The Carlton players describe Jesaulenko’s coaching methods as brutal. For those who had played alongside him throughout the 1970s, the contrasts between Coach Jezza and Player Jezza were obvious almost immediately. Said Southby, “Jezza had to come up with a point of difference in his style in order to separate himself from just being a team member, and he did that by being relentless in his approach and his coaching style.” In short: Do as I say, not as I did.
Forget Hawthorn coach John Kennedy’s famous “Commandos” of the 1960s. What the Carlton players experienced during the 1979 pre-season must surely rank among the toughest training programs ever undertaken in the 121 years since the first recorded game of Australian football back in 1858. Indeed, terms such as relentless, persistent, unstoppable, sustained, severe, punishing and, above all, brutal, could all be used to summarise Jezza’s coaching.
“On a Tuesday night, we’d train then we’d have to finish off with 20 laps of the oval,” rover Rod Ashman explained. “If you were injured early in the week and didn’t train, you had to do all of the training on the Thursday and then run 20 laps to prove your fitness.” The running component was one area where the players were forced to repeatedly run distances that none had been expected to run in their careers to that point.
There was also an undetermined amount of Indian file running, where all players ran around the oval in a line, the last runner expected to sprint to the front, then the next runner goes, and so on. It’s torturous stuff. Jezza also introduced weights programs and had truck tyres brought in, which the players were expected to drag by a rope tied to their waist. Oh, did I mention the tyres were weighed down with bricks? Yeah. What else? C’mon!
“I pushed them very hard through a lot of physical hard work: building up their weights and their strength,” Jezza explained. “And a lot of players who were timid, as I call them, they did things that they didn’t like doing: boxing and judo and karate, and pulling big tyres with bricks inside them.”
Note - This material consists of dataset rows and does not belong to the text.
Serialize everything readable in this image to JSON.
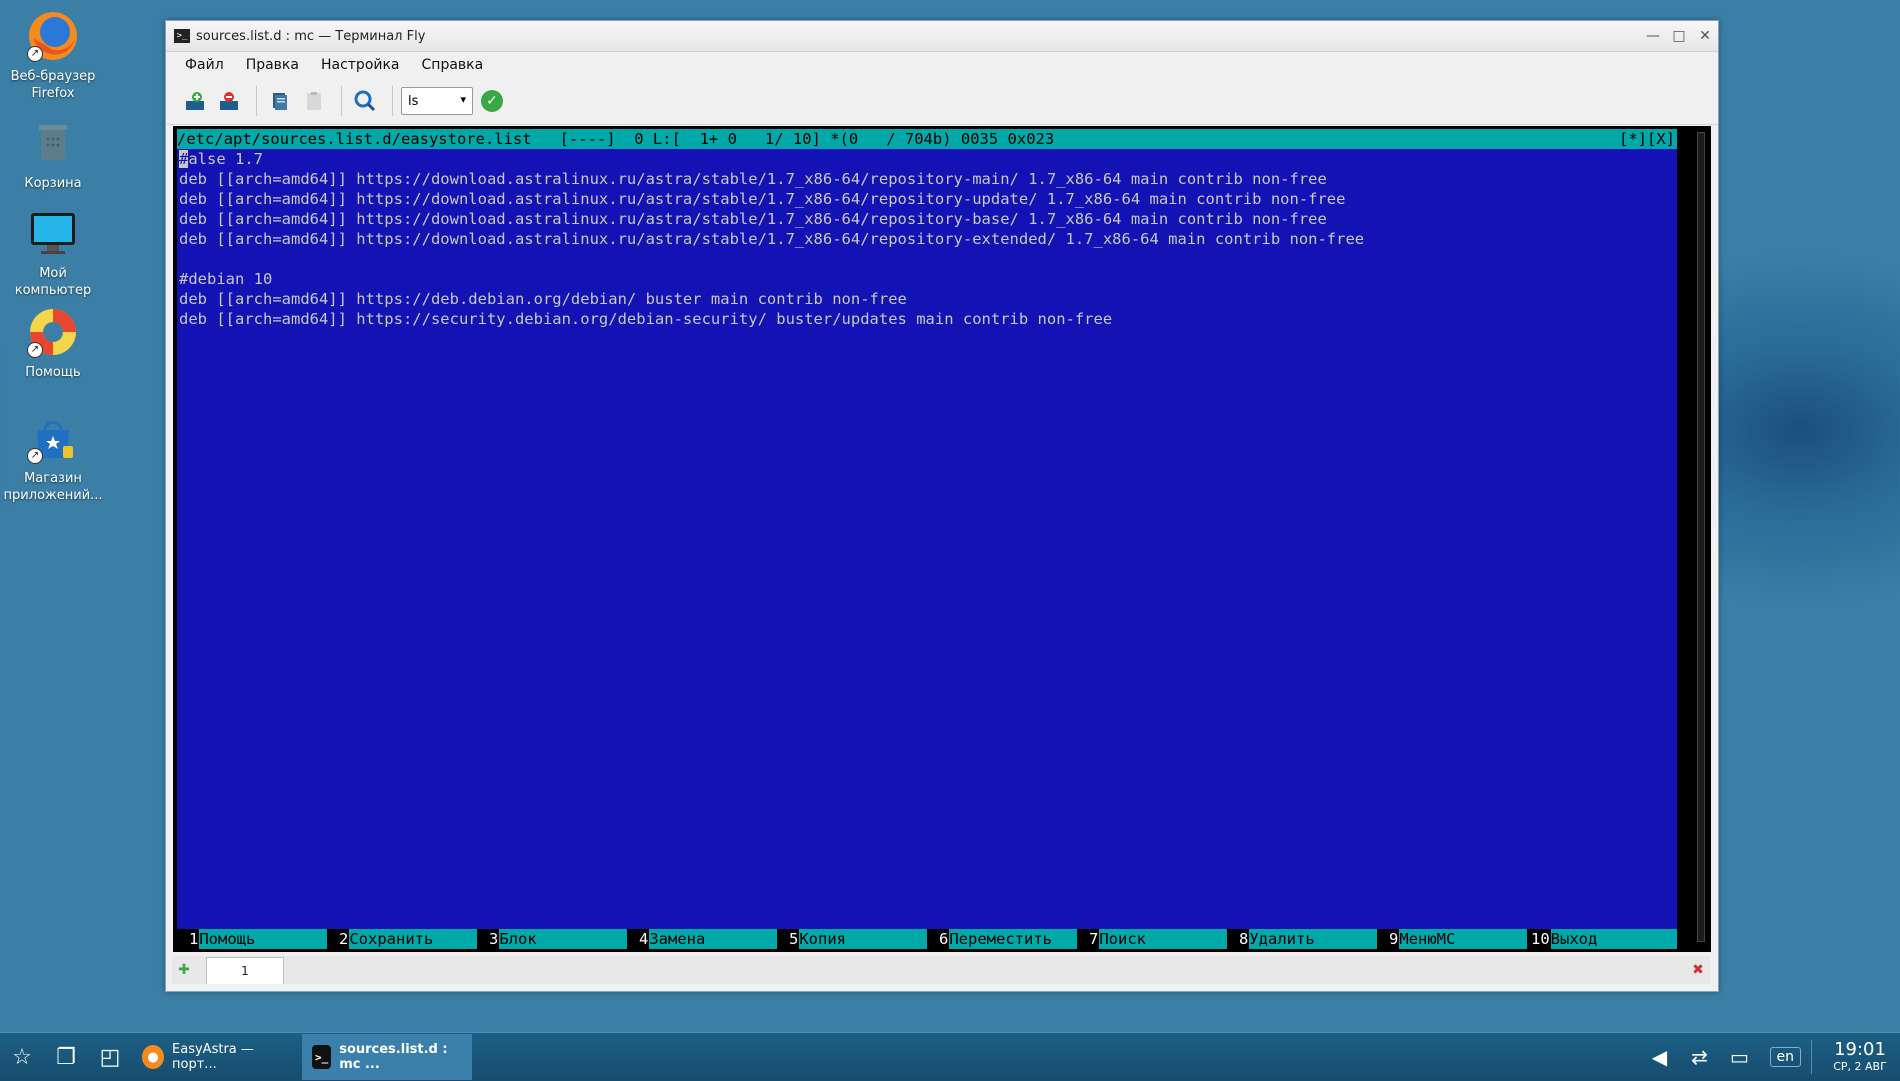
{
  "desktop": {
    "icons": [
      {
        "label": "Веб-браузер Firefox"
      },
      {
        "label": "Корзина"
      },
      {
        "label": "Мой компьютер"
      },
      {
        "label": "Помощь"
      },
      {
        "label": "Магазин приложений..."
      }
    ]
  },
  "window": {
    "title": "sources.list.d : mc — Терминал Fly",
    "menu": [
      "Файл",
      "Правка",
      "Настройка",
      "Справка"
    ],
    "select_value": "ls",
    "tab_label": "1"
  },
  "editor": {
    "status_left": "/etc/apt/sources.list.d/easystore.list   [----]  0 L:[  1+ 0   1/ 10] *(0   / 704b) 0035 0x023",
    "status_right": "[*][X]",
    "cursor_char": "#",
    "first_line_rest": "alse 1.7",
    "lines": [
      "deb [[arch=amd64]] https://download.astralinux.ru/astra/stable/1.7_x86-64/repository-main/ 1.7_x86-64 main contrib non-free",
      "deb [[arch=amd64]] https://download.astralinux.ru/astra/stable/1.7_x86-64/repository-update/ 1.7_x86-64 main contrib non-free",
      "deb [[arch=amd64]] https://download.astralinux.ru/astra/stable/1.7_x86-64/repository-base/ 1.7_x86-64 main contrib non-free",
      "deb [[arch=amd64]] https://download.astralinux.ru/astra/stable/1.7_x86-64/repository-extended/ 1.7_x86-64 main contrib non-free",
      "",
      "#debian 10",
      "deb [[arch=amd64]] https://deb.debian.org/debian/ buster main contrib non-free",
      "deb [[arch=amd64]] https://security.debian.org/debian-security/ buster/updates main contrib non-free"
    ],
    "fkeys": [
      {
        "n": "1",
        "label": "Помощь"
      },
      {
        "n": "2",
        "label": "Сохранить"
      },
      {
        "n": "3",
        "label": "Блок"
      },
      {
        "n": "4",
        "label": "Замена"
      },
      {
        "n": "5",
        "label": "Копия"
      },
      {
        "n": "6",
        "label": "Переместить"
      },
      {
        "n": "7",
        "label": "Поиск"
      },
      {
        "n": "8",
        "label": "Удалить"
      },
      {
        "n": "9",
        "label": "МенюMC"
      },
      {
        "n": "10",
        "label": "Выход"
      }
    ]
  },
  "taskbar": {
    "tasks": [
      {
        "label": "EasyAstra — порт..."
      },
      {
        "label": "sources.list.d : mc ..."
      }
    ],
    "lang": "en",
    "time": "19:01",
    "date": "СР, 2 АВГ"
  }
}
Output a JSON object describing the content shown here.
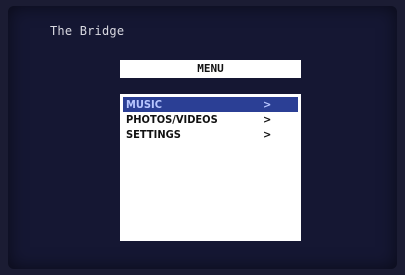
{
  "app": {
    "title": "The Bridge"
  },
  "menu": {
    "header": "MENU",
    "items": [
      {
        "label": "MUSIC",
        "arrow": ">",
        "selected": true
      },
      {
        "label": "PHOTOS/VIDEOS",
        "arrow": ">",
        "selected": false
      },
      {
        "label": "SETTINGS",
        "arrow": ">",
        "selected": false
      }
    ]
  },
  "colors": {
    "background": "#1b1c33",
    "selection": "#2b3f95",
    "selection_text": "#b8c6ff",
    "panel": "#ffffff"
  }
}
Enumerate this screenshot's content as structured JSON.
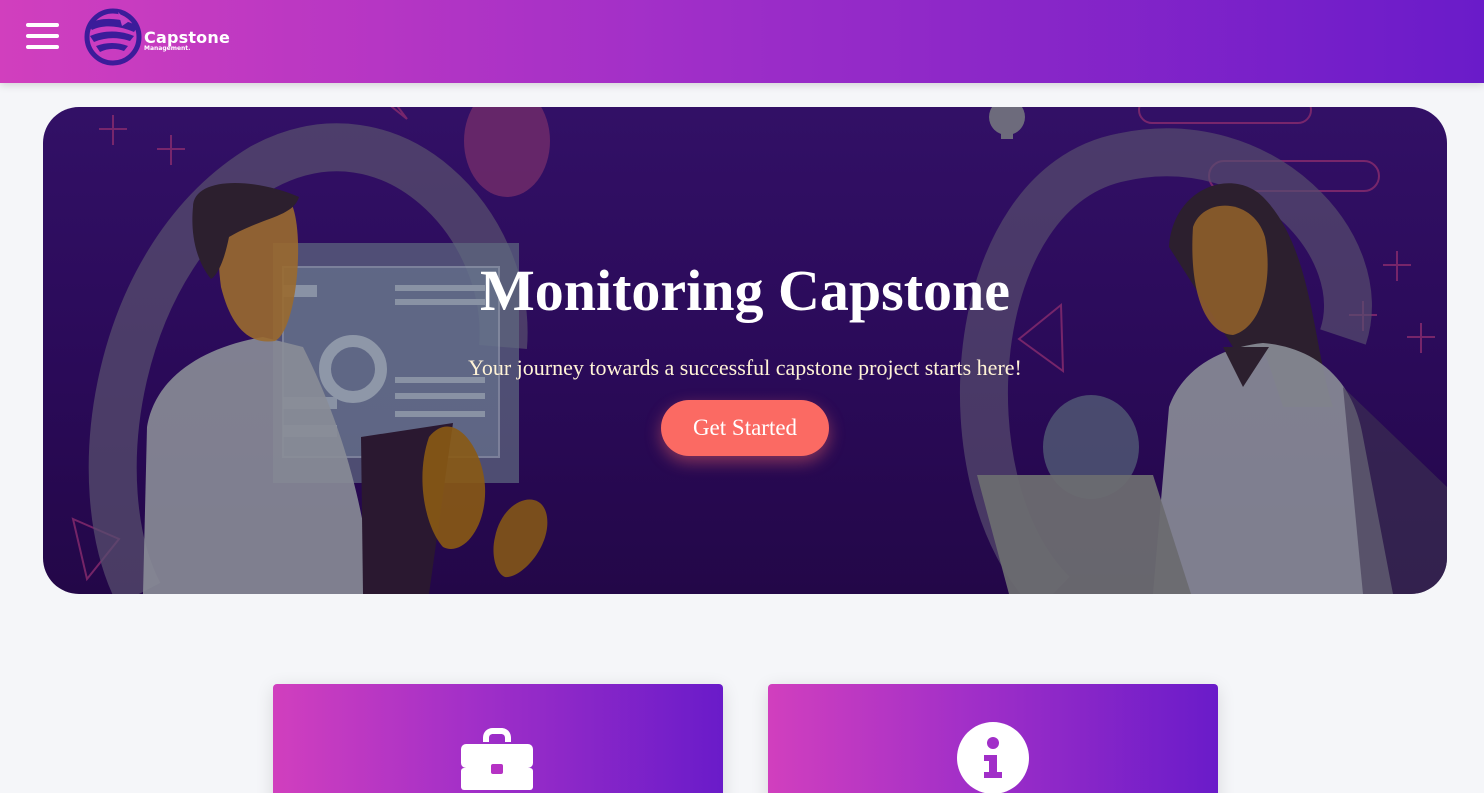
{
  "header": {
    "menu_icon": "hamburger-menu-icon",
    "logo": {
      "title": "Capstone",
      "subtitle": "Management."
    }
  },
  "hero": {
    "title": "Monitoring Capstone",
    "subtitle": "Your journey towards a successful capstone project starts here!",
    "cta_label": "Get Started"
  },
  "cards": [
    {
      "icon": "briefcase-icon"
    },
    {
      "icon": "info-circle-icon"
    }
  ],
  "colors": {
    "header_gradient": [
      "#d13fbe",
      "#6a1bc9"
    ],
    "hero_background": "#2a0a58",
    "cta": "#fb6a63",
    "page_background": "#f5f6f9"
  }
}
There was method to his madness though, even if the players didn’t see it at the time. “Not only was it a physical thing, but a mental toughening up program that we set for them.” After flogging them for hours, Jezza would then call for one-on-one contesting work, where two players would fight for the one ball. It was last-man-standing stuff.There are many stories from the “pre-season from hell”, but the Wayne Harmes story is one worth re-telling. “Harmesy was competing with somebody else,” Vin Catoggio explained, “and he was that tired that he fell to the ground and couldn’t get back up.
Jezza went up beside him and said, ‘Harmesy, get up!’ Harmesy said, ‘I can’t’, and Jezza said again, ‘Get up!’ to which Harmesy said, ‘F… you, I can’t!’ ‘If you don’t get up we’re going to stay out here as long as you want,’ so everyone was yelling, ‘Harmesy, get up!’ He dragged himself to his knees, then got up on his feet and went for the next ball and again fell flat on his face. It was incredible to watch.”
NEXT week: How Jezza’s brutal coaching methods began to work.
Author: Dan Eddy
DAN EDDY is a storyteller with an impressive collection of works. He is the author of four books, including King Richard and Larrikins & Legends, and co-author of three more, including Champions and The Shinboners.
He has a Master of Arts degree which explored the connection between Essendon champion Dick Reynolds and the Essendon community, and is a currently researching a PhD on another AFL Legend in Alex Jesaulenko. He is also a regular contributor to Inside Sport magazine, and has had articles published in the AFL Grand Final Record.